When a system is so complex, that it defeats HMRC’s own online system and they resort to asking you to submit your return on paper, alarm bells should be ringing.
Graham Buckell, Bates Weston tax partner, sheds some light on the complex interactions between allowances and bands.
The personal tax system has become mind numbingly complex over the last few years.
- Different tax rates for dividends
- Dividend allowance (£5,000 due to drop to £2,000 with effect from 6/4/18)
- Personal savings allowance (£1,000 for basic rate taxpayers, £500 for higher rate taxpayers and nil for additional rate taxpayers)
- Starting rate for savings (nil or £5,000 depending on other income)
- Withdrawal of personal allowance for income over £100,000
- Transfer of 10% of unused personal allowance to a spouse provided the transferee is a basic rate taxpayer
- Different rates and bands for Scottish taxpayers
The interaction of these has led to errors in HMRC’s own system for calculating tax liabilities causing the rejection of returns submitted online with the solution being to submit on paper!!!
Labels are unhelpful too. The dividend allowance and the personal savings allowance are not actually allowances at all but are bands of income within which no tax is paid. Thus, for example, it is possible for a taxpayer to be paying no higher rate tax but still be a higher rate taxpayer for the purposes of the lower personal savings allowance and ineligibility for a transfer of personal allowances. Remember that, if a taxpayer is caught in this trap, a gift aid contribution carried back to the previous year can pull him back into the basic rate band.
An example of where HMRC’s own system fell over is based on the principle that one can choose to allocate the personal allowance as one wishes. Clearly the idea is to set it against income that is taxed at a higher rate which normally means non-dividend income in priority to dividend income. But this is not correct in all circumstances due to the fact that the dividend allowance is a nil band – not an allowance.
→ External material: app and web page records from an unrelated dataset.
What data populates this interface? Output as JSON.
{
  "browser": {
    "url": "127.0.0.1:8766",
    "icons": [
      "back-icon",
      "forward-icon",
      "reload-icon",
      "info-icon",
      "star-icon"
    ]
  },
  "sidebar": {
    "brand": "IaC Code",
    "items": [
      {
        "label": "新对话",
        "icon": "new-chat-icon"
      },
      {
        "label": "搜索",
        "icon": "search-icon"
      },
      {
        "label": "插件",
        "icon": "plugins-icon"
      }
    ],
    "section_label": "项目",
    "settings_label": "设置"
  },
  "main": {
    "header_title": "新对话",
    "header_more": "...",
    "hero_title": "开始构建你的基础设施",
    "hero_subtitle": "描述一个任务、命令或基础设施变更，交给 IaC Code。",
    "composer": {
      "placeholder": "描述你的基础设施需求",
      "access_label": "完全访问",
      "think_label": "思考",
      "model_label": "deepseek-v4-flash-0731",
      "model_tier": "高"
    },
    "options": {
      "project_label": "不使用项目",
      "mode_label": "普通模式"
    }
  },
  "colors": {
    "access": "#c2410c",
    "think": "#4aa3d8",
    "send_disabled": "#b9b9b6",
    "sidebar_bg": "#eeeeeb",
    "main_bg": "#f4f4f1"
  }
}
The idea is to allocate personal allowance to non-savings income to reduce it to the basic rate band limit (£33,500 in 2017/18) with the balance against dividends. By doing this the £5,000 nil band for dividends saves tax at 32.5% rather than at 7.5% as the following example illustrates.
The maximum saving that can be achieved is £625 (£5,000 x (32.5%-20%)). In the example this saving is offset by pushing income from 7.5% to 20%. Thus the maximum saving is achieved with non-savings income of £40,000 with some saving between £35,000 and £45,000.
In 2018/19 the maximum saving will reduce to £250 (£2,000 x (32.5%-20%)) achieved with non-savings income of £44,350 (with the range being £42.350 to £46,350).